Gustav Metzger pioneered Auto-Destructive art in 1960 with a public demonstration at Temple Gallery in London. His concept of ‘paintings, sculptures and constructions having a finite existence – after which they will be destroyed’ was highly influential, so when Tate Britain staged ‘Art and the Sixties’ in 2004 he was invited to remake the piece, which included a transparent bin bag stuffed with waste paper. The night before the show’s opening, a cleaner unwittingly sped up the destructive process by throwing Metzger’s Recreation of First Public Demonstration of Auto-Destructive Art in a skip.
‘As soon as I clapped eyes on it I sighed because there was so much mess’, said Emmanuel Asare, the man responsible for bagging up and binning a new installation by Damien Hirst at Eyestorm Gallery in 2001. Hirst had created the piece, which included old ashtrays, newspapers and used coffee cups, as an evocation of an artist’s studio. Perhaps he should have sent Mr Asare round to his workplace, too.
In 1943 Beuys’ crashed his Luftwaffe bomber into the Crimean mountains, where local Tatars found him and kept him warm by wrapping him in felt and grease. His subsequent use of those materials in his work was, therefore, highly symbolic to those who knew the backstory. But in 1986, an employee of the Academy of Fine Art in Düsseldorf took a more prosaic view of his grease-lined bathtub, helpfully scrubbing it clean.

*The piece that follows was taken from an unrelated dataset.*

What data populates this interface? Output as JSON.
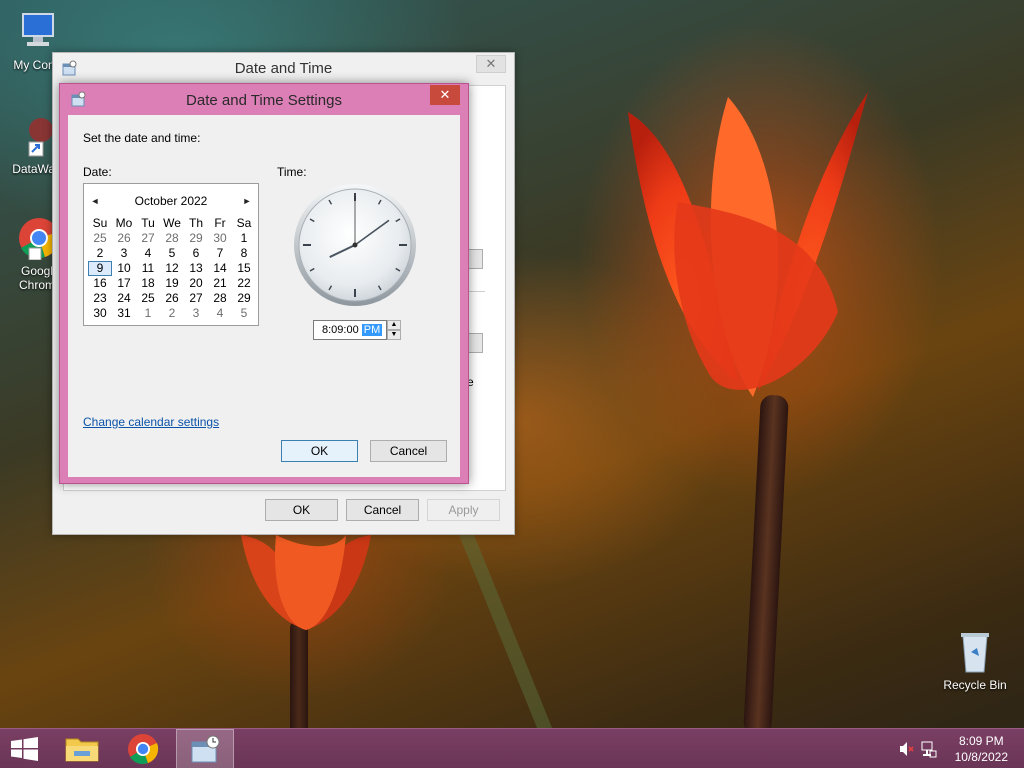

Emin’s bed is one of the most famously messy artworks in the world, and one of her most controversial creations. Reactions to the 1998 have been mixed, to say the least. One woman tried to clear up the piles of rubbish and old clothes that litter the sheets. In 1998 two artists, Cai Yuan and Jian Jun Xi, decided to have a pillow fight instead, messing it up even more.
American TV personality Glenn Beck was delighted to get his hands on Orson Welles’ fishbowl at auction in 1992. The unassuming bowl had been hand-painted and signed by the actor, and took pride of place in the new owner’s house – until one of his staff took it upon herself to wash it up. He took it quite well, remarking, ‘Let this be a lesson to me of not leaving dirty things on my desk’.
New-York based artist Jim Osman spent weeks crafting his contoured, turf-topped bench, and drew on the example of lauded artists and architects including Le Corbusier. None of which saved his contribution to Madison’s Sculpture Mile this year, which was dismantled by an employee of the real estate company, the Ciminelli Real Estate Corporation, who thought it had been left behind by skateboarders.
In 2005, a public sculpture by German artist Michael Beutler met a similar fate to Osman’s. His large construction of yellow plastic sheeting was dismantled by one of Frankfurt’s dustmen. ‘I didn’t recognise it as art and there was no sign or anything to show it was art,’ said Peter Postleb after his mistake came to light, proving once again that when it comes to contemporary art, context is everything.
Rubbished: contemporary art thrown away by cleaner (Maggie Gray)